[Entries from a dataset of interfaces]
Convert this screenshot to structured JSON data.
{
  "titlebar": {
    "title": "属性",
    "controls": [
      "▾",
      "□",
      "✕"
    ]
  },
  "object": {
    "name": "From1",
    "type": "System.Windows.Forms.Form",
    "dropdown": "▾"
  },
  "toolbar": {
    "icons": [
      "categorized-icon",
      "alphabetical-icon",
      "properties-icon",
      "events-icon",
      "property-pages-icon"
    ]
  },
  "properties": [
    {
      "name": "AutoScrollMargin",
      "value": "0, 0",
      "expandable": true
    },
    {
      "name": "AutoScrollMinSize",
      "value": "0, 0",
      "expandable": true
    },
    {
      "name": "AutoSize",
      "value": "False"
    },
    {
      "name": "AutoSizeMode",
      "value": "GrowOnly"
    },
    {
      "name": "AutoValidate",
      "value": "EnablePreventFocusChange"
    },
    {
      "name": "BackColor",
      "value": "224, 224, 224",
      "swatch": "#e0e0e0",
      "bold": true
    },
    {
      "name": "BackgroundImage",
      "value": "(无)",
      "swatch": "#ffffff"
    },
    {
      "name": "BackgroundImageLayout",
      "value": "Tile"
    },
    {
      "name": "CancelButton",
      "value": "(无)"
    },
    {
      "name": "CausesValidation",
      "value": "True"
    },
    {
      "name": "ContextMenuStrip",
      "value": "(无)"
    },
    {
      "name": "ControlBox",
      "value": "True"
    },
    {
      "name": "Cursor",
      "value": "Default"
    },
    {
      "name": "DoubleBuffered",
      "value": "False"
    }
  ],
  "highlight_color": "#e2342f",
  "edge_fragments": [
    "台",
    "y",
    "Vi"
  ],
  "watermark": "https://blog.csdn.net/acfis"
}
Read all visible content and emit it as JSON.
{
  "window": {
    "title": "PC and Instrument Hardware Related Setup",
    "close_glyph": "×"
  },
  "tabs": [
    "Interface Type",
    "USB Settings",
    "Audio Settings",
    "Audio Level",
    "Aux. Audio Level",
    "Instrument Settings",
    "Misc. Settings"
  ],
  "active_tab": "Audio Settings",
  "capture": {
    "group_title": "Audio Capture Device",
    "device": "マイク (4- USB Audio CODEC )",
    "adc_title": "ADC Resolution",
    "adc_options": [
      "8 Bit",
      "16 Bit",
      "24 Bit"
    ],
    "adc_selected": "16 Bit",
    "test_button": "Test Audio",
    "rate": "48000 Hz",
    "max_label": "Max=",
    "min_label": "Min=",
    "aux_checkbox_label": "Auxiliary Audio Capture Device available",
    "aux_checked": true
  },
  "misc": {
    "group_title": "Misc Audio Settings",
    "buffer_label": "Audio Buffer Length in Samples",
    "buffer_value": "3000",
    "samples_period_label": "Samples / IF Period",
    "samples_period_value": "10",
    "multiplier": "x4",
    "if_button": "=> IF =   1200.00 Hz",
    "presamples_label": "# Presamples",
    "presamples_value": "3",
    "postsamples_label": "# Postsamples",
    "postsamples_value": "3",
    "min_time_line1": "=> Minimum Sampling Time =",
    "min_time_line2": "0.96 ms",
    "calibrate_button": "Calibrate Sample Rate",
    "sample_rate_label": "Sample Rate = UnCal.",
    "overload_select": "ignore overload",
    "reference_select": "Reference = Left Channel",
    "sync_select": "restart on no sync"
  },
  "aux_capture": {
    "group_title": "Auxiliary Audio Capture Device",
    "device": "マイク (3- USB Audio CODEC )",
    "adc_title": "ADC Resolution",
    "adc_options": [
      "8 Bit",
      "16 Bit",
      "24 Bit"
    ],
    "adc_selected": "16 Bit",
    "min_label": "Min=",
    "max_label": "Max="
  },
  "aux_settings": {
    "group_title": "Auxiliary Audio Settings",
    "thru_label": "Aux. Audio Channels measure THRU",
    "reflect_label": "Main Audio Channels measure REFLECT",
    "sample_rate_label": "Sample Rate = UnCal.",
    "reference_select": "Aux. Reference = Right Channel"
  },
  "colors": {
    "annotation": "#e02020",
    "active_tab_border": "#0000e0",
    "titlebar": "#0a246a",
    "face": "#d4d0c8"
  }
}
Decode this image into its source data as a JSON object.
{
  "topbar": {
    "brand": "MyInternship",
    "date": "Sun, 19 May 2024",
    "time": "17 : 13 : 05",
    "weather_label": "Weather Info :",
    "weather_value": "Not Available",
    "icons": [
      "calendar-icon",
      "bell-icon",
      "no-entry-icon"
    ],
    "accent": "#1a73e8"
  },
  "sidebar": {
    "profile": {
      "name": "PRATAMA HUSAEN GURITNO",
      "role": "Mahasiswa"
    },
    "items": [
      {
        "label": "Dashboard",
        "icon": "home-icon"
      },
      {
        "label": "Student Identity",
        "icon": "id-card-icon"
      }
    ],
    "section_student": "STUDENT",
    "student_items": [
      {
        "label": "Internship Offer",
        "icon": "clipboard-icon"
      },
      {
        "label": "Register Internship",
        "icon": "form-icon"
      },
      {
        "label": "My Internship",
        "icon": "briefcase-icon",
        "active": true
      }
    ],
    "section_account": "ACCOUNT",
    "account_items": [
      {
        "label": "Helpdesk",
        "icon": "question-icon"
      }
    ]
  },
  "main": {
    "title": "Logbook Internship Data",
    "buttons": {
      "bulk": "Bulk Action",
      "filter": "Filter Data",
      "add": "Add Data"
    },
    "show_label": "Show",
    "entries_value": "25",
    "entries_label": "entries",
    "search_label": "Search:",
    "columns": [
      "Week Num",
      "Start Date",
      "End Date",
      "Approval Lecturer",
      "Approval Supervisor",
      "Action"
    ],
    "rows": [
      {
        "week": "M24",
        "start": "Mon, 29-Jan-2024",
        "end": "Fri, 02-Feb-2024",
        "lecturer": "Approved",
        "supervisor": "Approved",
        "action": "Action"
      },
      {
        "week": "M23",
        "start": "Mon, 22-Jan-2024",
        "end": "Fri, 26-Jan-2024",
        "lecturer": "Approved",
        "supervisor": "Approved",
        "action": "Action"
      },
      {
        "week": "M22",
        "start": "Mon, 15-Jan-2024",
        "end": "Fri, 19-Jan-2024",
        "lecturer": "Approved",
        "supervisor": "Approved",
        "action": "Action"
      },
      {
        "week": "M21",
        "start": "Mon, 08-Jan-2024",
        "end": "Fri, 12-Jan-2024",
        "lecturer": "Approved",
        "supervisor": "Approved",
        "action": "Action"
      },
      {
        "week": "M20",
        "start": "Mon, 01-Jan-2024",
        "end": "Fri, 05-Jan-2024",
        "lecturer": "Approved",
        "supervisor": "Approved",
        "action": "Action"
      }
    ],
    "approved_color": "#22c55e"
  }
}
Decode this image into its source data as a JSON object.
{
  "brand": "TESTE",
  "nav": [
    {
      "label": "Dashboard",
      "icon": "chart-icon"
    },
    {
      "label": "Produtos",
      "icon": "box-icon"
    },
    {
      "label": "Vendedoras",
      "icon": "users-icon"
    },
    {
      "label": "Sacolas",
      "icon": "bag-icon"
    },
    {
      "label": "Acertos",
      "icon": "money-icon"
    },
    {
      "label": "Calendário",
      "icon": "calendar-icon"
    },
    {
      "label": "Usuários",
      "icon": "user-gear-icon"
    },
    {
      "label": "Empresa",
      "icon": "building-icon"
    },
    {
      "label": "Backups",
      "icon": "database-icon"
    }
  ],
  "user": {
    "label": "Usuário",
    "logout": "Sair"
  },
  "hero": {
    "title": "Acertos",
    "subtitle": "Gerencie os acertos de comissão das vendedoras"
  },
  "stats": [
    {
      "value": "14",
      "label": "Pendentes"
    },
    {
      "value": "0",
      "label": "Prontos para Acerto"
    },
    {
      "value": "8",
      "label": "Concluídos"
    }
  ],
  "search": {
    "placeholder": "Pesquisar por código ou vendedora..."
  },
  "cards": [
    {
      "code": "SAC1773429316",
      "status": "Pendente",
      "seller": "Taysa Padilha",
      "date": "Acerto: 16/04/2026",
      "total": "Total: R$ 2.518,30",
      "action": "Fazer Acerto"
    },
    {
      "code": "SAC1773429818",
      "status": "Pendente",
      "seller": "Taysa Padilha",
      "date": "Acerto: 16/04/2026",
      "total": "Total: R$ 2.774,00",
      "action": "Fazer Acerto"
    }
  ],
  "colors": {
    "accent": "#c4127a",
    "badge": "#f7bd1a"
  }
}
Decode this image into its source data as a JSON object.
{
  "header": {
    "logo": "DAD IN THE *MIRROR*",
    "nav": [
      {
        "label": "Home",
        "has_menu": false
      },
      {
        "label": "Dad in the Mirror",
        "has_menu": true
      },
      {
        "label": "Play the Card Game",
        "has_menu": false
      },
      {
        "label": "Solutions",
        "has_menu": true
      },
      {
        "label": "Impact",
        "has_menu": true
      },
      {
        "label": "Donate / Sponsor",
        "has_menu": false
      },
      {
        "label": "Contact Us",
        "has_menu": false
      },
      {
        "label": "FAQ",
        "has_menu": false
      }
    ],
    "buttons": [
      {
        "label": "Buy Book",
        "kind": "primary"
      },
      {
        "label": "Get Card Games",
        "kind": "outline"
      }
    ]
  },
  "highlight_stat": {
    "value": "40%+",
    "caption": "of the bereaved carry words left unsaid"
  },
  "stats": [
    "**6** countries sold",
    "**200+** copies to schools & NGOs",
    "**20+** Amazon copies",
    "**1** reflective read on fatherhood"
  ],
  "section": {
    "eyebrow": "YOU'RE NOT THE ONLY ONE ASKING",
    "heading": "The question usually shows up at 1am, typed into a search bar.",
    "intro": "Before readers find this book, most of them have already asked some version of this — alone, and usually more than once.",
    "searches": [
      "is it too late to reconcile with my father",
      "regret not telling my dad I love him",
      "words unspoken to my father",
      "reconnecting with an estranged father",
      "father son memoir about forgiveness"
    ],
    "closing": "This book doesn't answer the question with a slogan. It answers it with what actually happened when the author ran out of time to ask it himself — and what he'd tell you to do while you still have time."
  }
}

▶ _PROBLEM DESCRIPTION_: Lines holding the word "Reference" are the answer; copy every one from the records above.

▶ _RESPONSE BELOW_:
    "reference_select": "Reference = Left Channel",
    "reference_select": "Aux. Reference = Right Channel"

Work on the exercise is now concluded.